• Task to carry out: Please reproduce the data exactly, though every picture must stay out.

[Opening Records for the exercise section]

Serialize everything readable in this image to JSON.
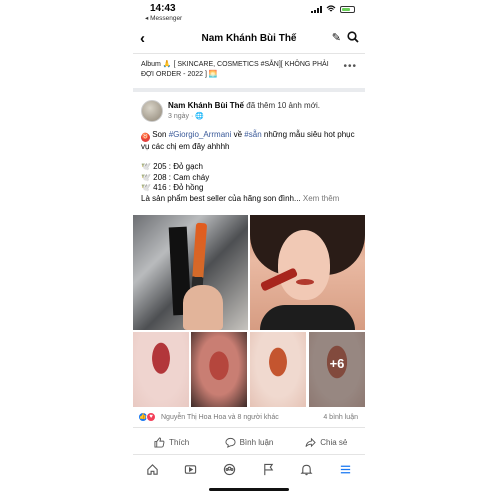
{
  "status": {
    "time": "14:43",
    "back_app": "◂ Messenger"
  },
  "topbar": {
    "title": "Nam Khánh Bùi Thế"
  },
  "album": {
    "text": "Album 🙏 [ SKINCARE, COSMETICS #SẴN][ KHÔNG PHẢI ĐỢI ORDER - 2022 ] 🌅"
  },
  "post": {
    "author": "Nam Khánh Bùi Thế",
    "action": " đã thêm 10 ảnh mới.",
    "time": "3 ngày · ",
    "line1_prefix": " Son ",
    "tag1": "#Giorgio_Arrmani",
    "line1_mid": " về ",
    "tag2": "#sẵn",
    "line1_suffix": " những mẫu siêu hot phục vụ các chị em đây ahhhh",
    "shade1": "🕊️ 205 : Đỏ gạch",
    "shade2": "🕊️ 208 : Cam cháy",
    "shade3": "🕊️ 416 : Đỏ hồng",
    "summary": "Là sản phẩm best seller của hãng son đình... ",
    "see_more": "Xem thêm",
    "more_photos": "+6"
  },
  "reactions": {
    "names": "Nguyễn Thị Hoa Hoa và 8 người khác",
    "comments": "4 bình luận"
  },
  "actions": {
    "like": "Thích",
    "comment": "Bình luận",
    "share": "Chia sẻ"
  },
  "colors": {
    "accent": "#1877f2",
    "hashtag": "#385898"
  }
}
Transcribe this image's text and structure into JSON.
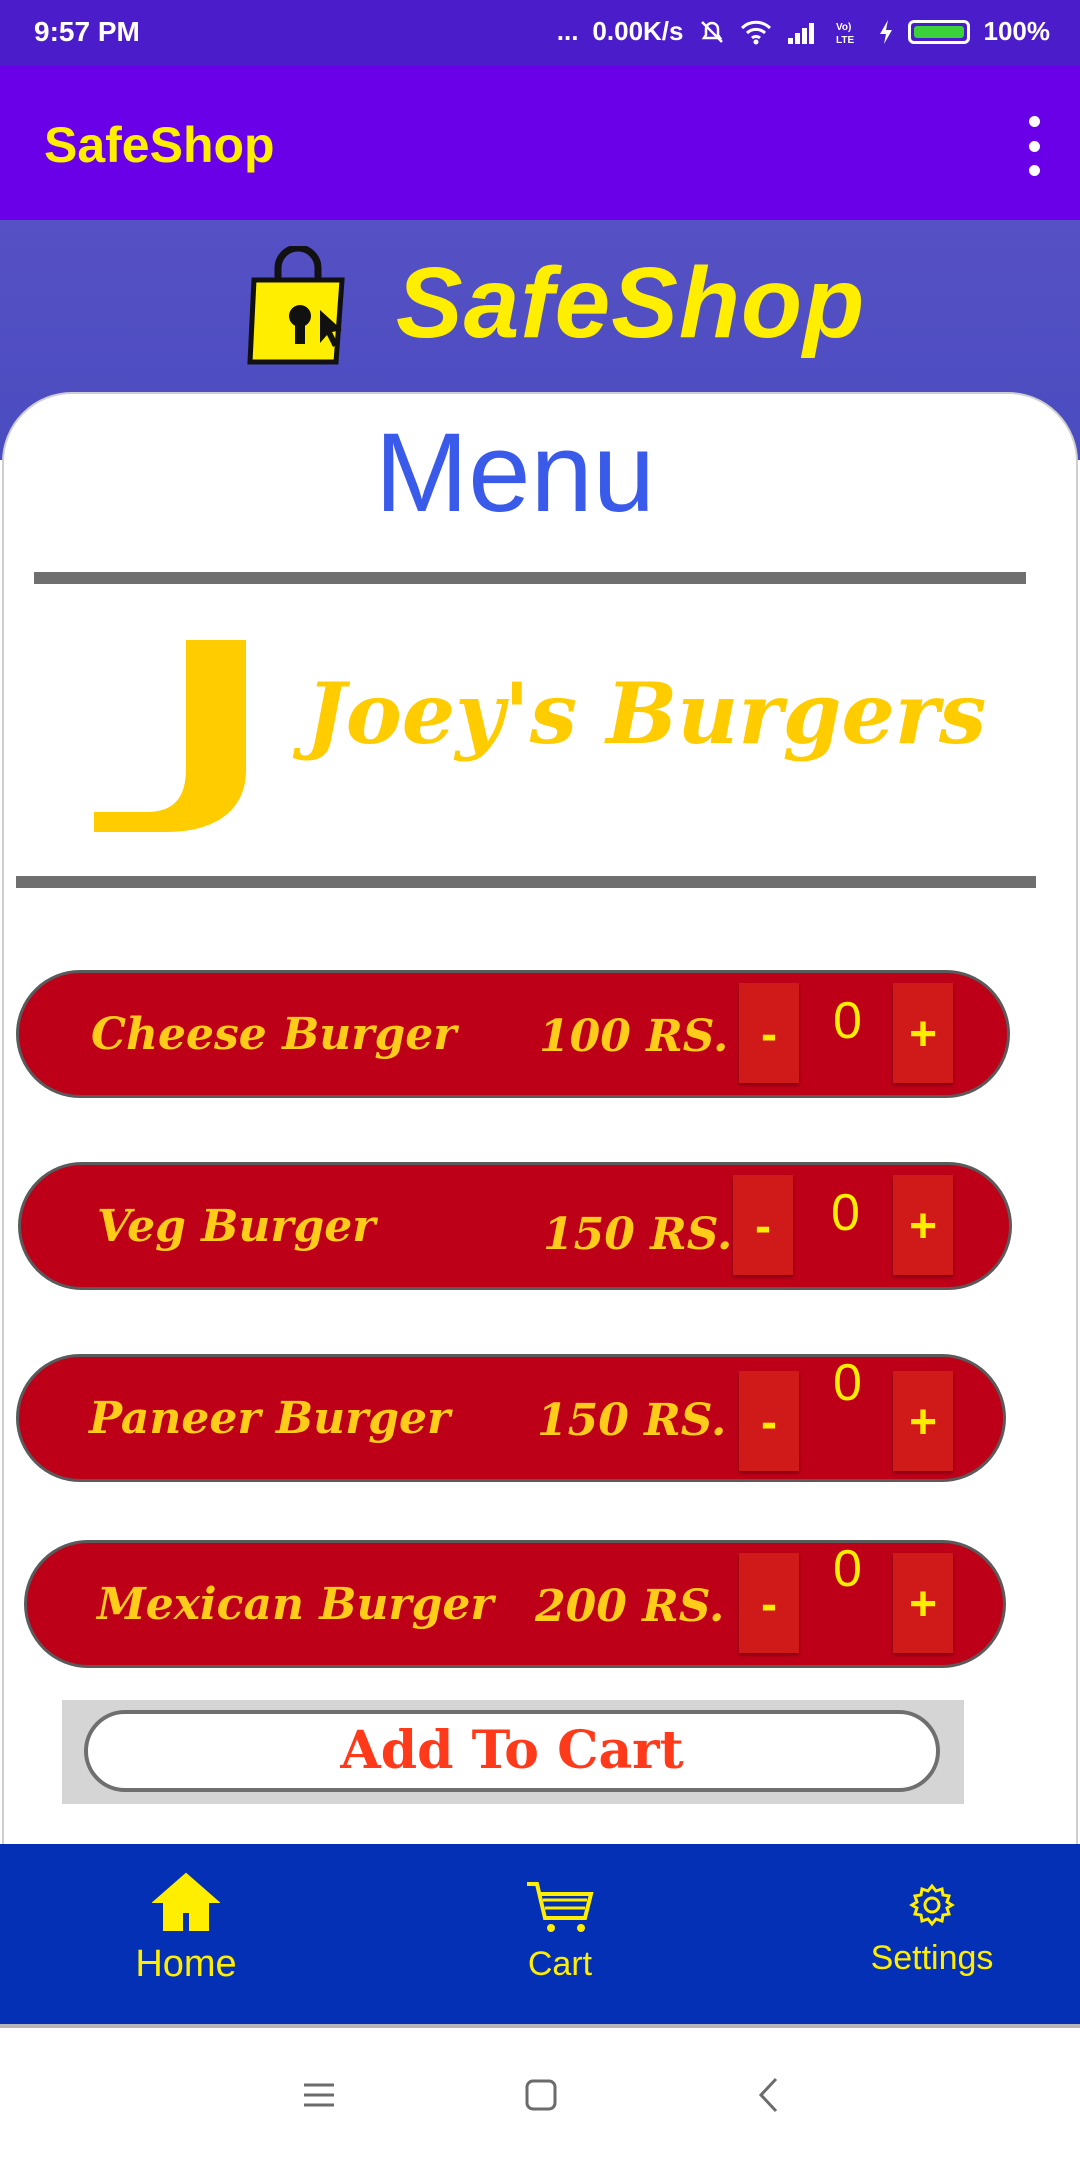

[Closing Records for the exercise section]

• Problem solution:
Serialize everything readable in this image to JSON.
{
  "status": {
    "time": "14:43",
    "back_app": "◂ Messenger"
  },
  "topbar": {
    "title": "Nam Khánh Bùi Thế"
  },
  "album": {
    "text": "Album 🙏 [ SKINCARE, COSMETICS #SẴN][ KHÔNG PHẢI ĐỢI ORDER - 2022 ] 🌅"
  },
  "post": {
    "author": "Nam Khánh Bùi Thế",
    "action": " đã thêm 10 ảnh mới.",
    "time": "3 ngày · ",
    "line1_prefix": " Son ",
    "tag1": "#Giorgio_Arrmani",
    "line1_mid": " về ",
    "tag2": "#sẵn",
    "line1_suffix": " những mẫu siêu hot phục vụ các chị em đây ahhhh",
    "shade1": "🕊️ 205 : Đỏ gạch",
    "shade2": "🕊️ 208 : Cam cháy",
    "shade3": "🕊️ 416 : Đỏ hồng",
    "summary": "Là sản phẩm best seller của hãng son đình... ",
    "see_more": "Xem thêm",
    "more_photos": "+6"
  },
  "reactions": {
    "names": "Nguyễn Thị Hoa Hoa và 8 người khác",
    "comments": "4 bình luận"
  },
  "actions": {
    "like": "Thích",
    "comment": "Bình luận",
    "share": "Chia sẻ"
  },
  "colors": {
    "accent": "#1877f2",
    "hashtag": "#385898"
  }
}
Transcribe this image's text and structure into JSON.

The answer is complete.